Microsoft HDInsight relies on Azure Blob Storage as its primary storage, and Azure Blob Storage will then be used as the default distributed storage by Dataiku (“wasb” protocol). For the end user, the behavior will be the same as a regular HDFS dataset in Dataiku, see the main documentation for more information.

Dataiku creates two initial connections on HDInsight:

  • a connection called “hdfs_root” which provides read-only access to the root level of the data “Container” of the Azure Storage Account, as defined when the cluster is created (this is equivalent to browsing the top level directory using “hdfs dfs -ls /” on the HDInsight cluster)

  • a connection called “hdfs_managed” which points to a subdirectory owned by the dataiku user and called “dss_managed_datasets”, with read/write access for datasets fully managed by Dataiku.

Even if “hdfs” is part of the connections name to remain consistent with other on premise or non managed Hadoop deployments, they both rely on the wasb protocol and points to actual Azure Blob Storage locations.

Processing layer

For Hadoop-only HDInsight clusters, Dataiku will offer the following capabilities:

  • ability to run Visual Recipes using MapReduce / Tez (Hive) as the execution engine
  • ability to write and run Coding Recipes in Hive (SQL) or Pig
  • ability to perform interactive Hive queries using SQL Notebooks

In addtion, for Spark-enabled HDInsight clusters, Dataiku will also offer the following capabilities:

  • ability to run Visual Recipes using Spark as the execution engine
  • ability to write and run Coding Recipes in Scala, PySpark, SparkR and SparkSQL
  • ability to perform interactive analysis of large datasets using Jupyter Notebooks wih Spark kernels (Scala, Python, R)
  • ability to train machine learning models in a distributed fashion using Spark MLLib
  • ability to train machine learning models in a distributed fashion using H2O, through Sparkling Water

Please note that Hive makes use of HiveServer2, which configuration is automatically set up at deployment time.

Extending HDInsight using Dataiku

In addtion to leveraging its key Hadoop and Spark capabilities listed above, it is easy to integrate HDInsight in a larger data platform.

Getting data in and out HDInsight

Using Dataiku built-in or custom connectors, the process of getting data in HDInsight is easy. The following sample scenarios are possible:

  • getting data from legacy and/or operational SQL database (Microsoft SQL Server for instance) into HDInsight
  • getting log files stored into Azure Blob Storage (or other cloud provider systems) into HDInsight
  • getting semi-structured data from NoSQL stores into HDInsight
  • collecting data from HTTP API’s and storing the outputs in HDInsight

Once ingested in HDInsight, Dataiku will make it easy to blend all these data sources together.

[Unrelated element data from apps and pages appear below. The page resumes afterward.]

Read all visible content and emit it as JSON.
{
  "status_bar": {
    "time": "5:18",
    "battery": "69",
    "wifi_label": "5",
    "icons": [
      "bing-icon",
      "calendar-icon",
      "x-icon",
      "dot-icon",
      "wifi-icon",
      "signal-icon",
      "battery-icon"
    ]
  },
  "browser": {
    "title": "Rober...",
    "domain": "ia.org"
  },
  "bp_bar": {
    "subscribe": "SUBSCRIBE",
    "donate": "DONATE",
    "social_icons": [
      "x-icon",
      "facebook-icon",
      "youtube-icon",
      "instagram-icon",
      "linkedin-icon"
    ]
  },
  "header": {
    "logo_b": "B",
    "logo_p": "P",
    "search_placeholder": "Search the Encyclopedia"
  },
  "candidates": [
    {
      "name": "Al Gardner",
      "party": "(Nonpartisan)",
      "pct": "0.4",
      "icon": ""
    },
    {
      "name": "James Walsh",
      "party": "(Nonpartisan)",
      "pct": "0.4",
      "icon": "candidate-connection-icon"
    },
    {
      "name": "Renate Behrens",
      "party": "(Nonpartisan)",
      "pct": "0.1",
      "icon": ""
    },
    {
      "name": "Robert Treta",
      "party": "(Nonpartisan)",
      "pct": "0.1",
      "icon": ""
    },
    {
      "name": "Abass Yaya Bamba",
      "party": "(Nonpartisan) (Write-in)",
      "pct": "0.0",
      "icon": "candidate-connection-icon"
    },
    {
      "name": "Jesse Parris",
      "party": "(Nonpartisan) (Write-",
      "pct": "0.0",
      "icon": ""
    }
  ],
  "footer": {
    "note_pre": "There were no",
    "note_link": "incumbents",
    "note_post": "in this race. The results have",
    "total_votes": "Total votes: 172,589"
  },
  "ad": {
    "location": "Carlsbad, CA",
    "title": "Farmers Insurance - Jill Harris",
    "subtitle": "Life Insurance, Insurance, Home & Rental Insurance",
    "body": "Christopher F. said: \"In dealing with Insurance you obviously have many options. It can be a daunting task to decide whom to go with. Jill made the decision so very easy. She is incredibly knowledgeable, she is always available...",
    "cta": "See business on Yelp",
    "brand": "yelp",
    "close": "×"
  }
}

In addtion to getting data into HDInsight, it is equally easy to store the outputs of HDInsight jobs in external systems (SQL, NoSQL, files…) for further processing.

Advanced analytics using Python or R

Dataiku can also be used to perform advanced analytics, including machine learning, by leveraging R and Python running in the main memory of the HDInsight edge node (hosting Dataiku). Users can leverage these programming languages either through Coding Recipes, or Jupyter Notebooks for interactive analytics. In addtion, machine learning models can be trained and analyzed using a Python “in-memory” backend.

Dataiku then makes it easy to create complete data science pipelines blending MapReduce or Spark base jobs running on HDInsight to process large datasets, and high-end Python or R jobs to perform predictive modeling and machine learning.

Additional information

  • Microsoft HDInsights is built upon the Hortonworks Data Platform, so the Dataiku end-user experience will be very similar for these two platforms
  • The R integration offered through Dataiku is based on CRAN R, not Microsoft R
  • When using Dataiku over HDInsight, the platform administrators have the responsability to perform regular backups of the Dataiku internal data directory to prevent data loss if the cluster shuts down.
  • As of March 2017, the only supported way to connect Dataiku to HDInsight is through an edge node fully managed by HDInsight itself (i.e the procedures described above). There is no supported / official way to configure an existing “external” Azure VM as an edge node of HDInsight.